    [2]: http://www.plexapp.com/

  • Hey

    Wait, so which one “blows the other out of the water?” Your conclusion kind of says both are good or maybe just different. I sort of thought from your intro that there’d be an unambiguous winner.

  • MooseNY320

    Matt,
    I bought a Boxee Box and had to wait 3 very long months for it to be released last fall. After i got it I was so ecstatic about it and very proud owner of one. I didnt go with the Roku box because the Boxee was an all encompassing solution, tenable for future growth where the Roku was looking to be so ‘last year’. I was bummed that Netflix and SO many TV shows would not play on Boxee, most of my favs wouldn’t play. I reported these issues, but they were ‘known issues’. When we finally got the Netflix app to work and it was pushed this past Valentines day I upgraded the software, only to have it not work.
    I ended up selling my Boxee on eBay, now some other poor sucker will have to deal with the head aches and issues that I had with basic functionality not working properly.
    Now I have a Roku and I love that it “just works”

    My $0.02
    Dave

  • http://twitter.com/aaronwt WormholeXtreme(XBL)

    You should be comparing the Boxee Box to the Roku, not the Boxee software on a PC. The Boxee Box is much better than what is run on a PC.

    • Jim

      My Roku only did 720P and could not process MKV files.

  • http://twitter.com/aaronwt WormholeXtreme(XBL)

    You should be comparing the Boxee Box to the Roku, not the Boxee software on a PC. The Boxee Box is much better than what is run on a PC.

  • Josh Cohen

    Crackle is now available on the Roku, BTW.

  • Trevorheisler

    I would agree you should be comparing box to box, not box to software. The Boxee Box has a lot of functionality that the software only version does not. Oh, and the Boxee Box has Crackle too, as well as many other content apps, and a browser. I don’t see how the Roku truly compares.

  • Trevorheisler

    I would agree you should be comparing box to box, not box to software. The Boxee Box has a lot of functionality that the software only version does not. Oh, and the Boxee Box has Crackle too, as well as many other content apps, and a browser. I don’t see how the Roku truly compares.

  • Rokudeveloper

    Glad the “other” channels available on the Roku “weren’t worth mentioning”, way to invalidate hard work of dedicated developers bringing quality niche content that you can’t get elsewhere.

  • http://twitter.com/cnctNow Ben Anderson

    I have a couple of issues with this. Right click only works if you have a two button mouse…something that Chromebooks won’t likely have.

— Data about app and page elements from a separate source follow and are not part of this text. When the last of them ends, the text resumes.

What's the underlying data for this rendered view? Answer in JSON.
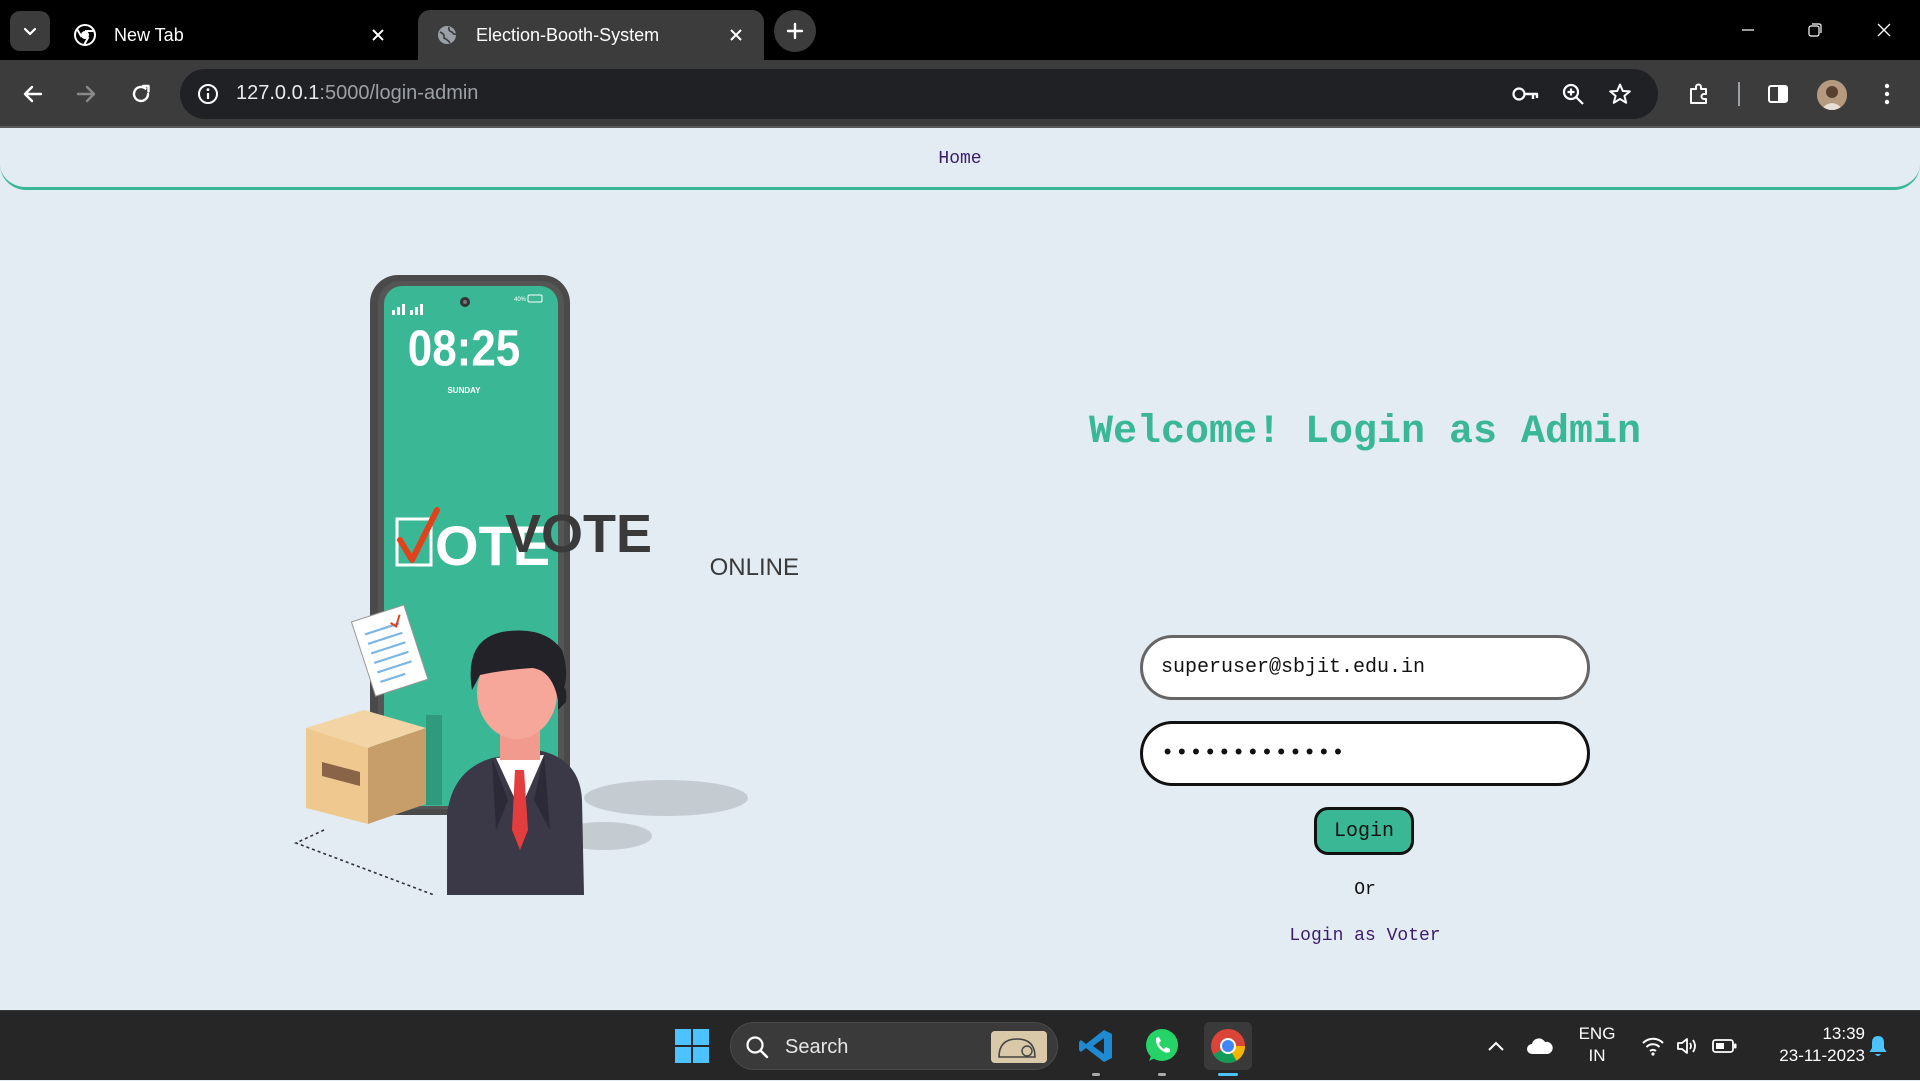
{
  "browser": {
    "tabs": [
      {
        "title": "New Tab",
        "active": false
      },
      {
        "title": "Election-Booth-System",
        "active": true
      }
    ],
    "url": {
      "host": "127.0.0.1",
      "rest": ":5000/login-admin"
    }
  },
  "navbar": {
    "home_label": "Home"
  },
  "illustration": {
    "phone_time": "08:25",
    "phone_day": "SUNDAY",
    "phone_battery": "40%",
    "phone_vote": "OTE",
    "brand_title": "VOTE",
    "brand_subtitle": "ONLINE"
  },
  "login": {
    "heading": "Welcome! Login as Admin",
    "email_value": "superuser@sbjit.edu.in",
    "password_masked": "•••••••••••••",
    "button_label": "Login",
    "or_text": "Or",
    "voter_link": "Login as Voter"
  },
  "taskbar": {
    "search_label": "Search",
    "lang_top": "ENG",
    "lang_bottom": "IN",
    "time": "13:39",
    "date": "23-11-2023"
  },
  "colors": {
    "accent": "#3ab795",
    "link": "#3b1d6b",
    "page_bg": "#e3ebf3"
  }
}
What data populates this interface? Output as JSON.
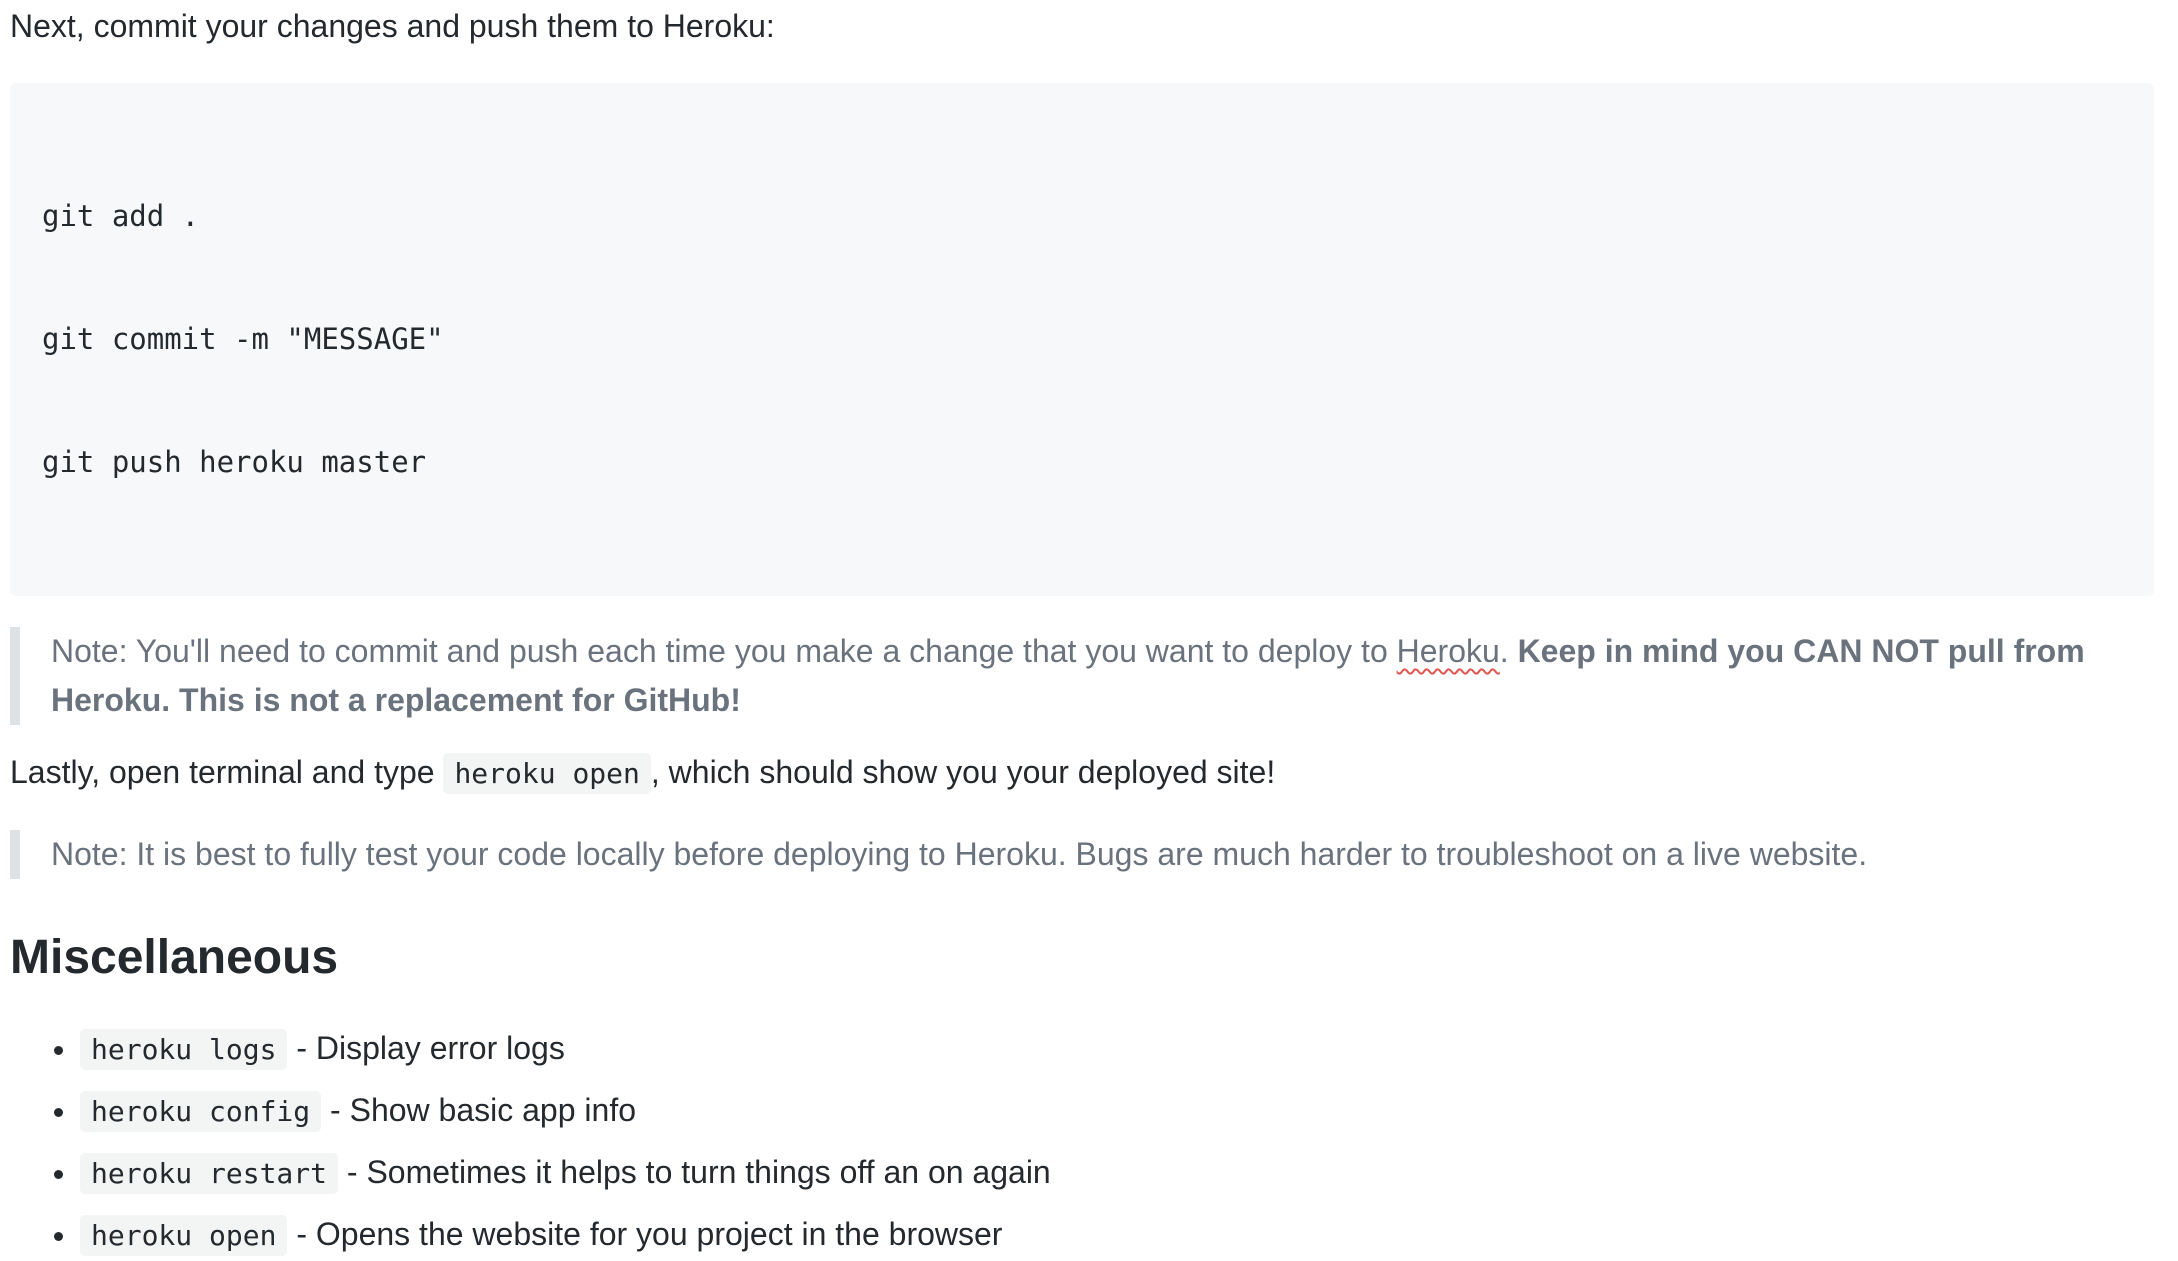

The task bar is at the top…the tabs act as your “task bar” showing you the open items and are much easier to manage than a “windows” system. In fact you can still pan between windows with specific tabs at the push of a button. The App Store isreally quite clean and seamless. Offline gmail, docs, games, calendar, is a basic function of Chrome OS and will be more ubiquitous in coming months. Moving files between the download and file manager system is really easy. Drag and drop. The persistent pop-up tiles at the bottom of the screen allow drag and drop and you can move between them really easily. It’s also easy to open them in the browser and then grab the file in the Omni box and drag it to the folder you want. Frankly the only thing the Chrome OS is need of right now is a solid media player. I need to be able to use this thing to play videos on an SD card, or music I download. It would also help to have a dedicated “cloud” folder that I could call my “C” drive and download all of my files to rather than a GDocs, GMusic, YouTube, Box.net, Picassa, Flickr, etc…that require me to open up and enter passwords for half a dozen different storage urls. Even if this system was just a storage place for bookmarks that open up those Web Apps with the associated document/file without any need to sign in to said Web App. Chrome OS takes some getting used to and will require a learning curve of sorts. Although I see this system being the best system for average users in the long term, in the short term Google has some things to fine tune. That’s what the Beta program is about. I suspect the Chromebooks in the pipeline right now are more polished than the CR48’s out there right now which is a shame but I see that changing relatively soon.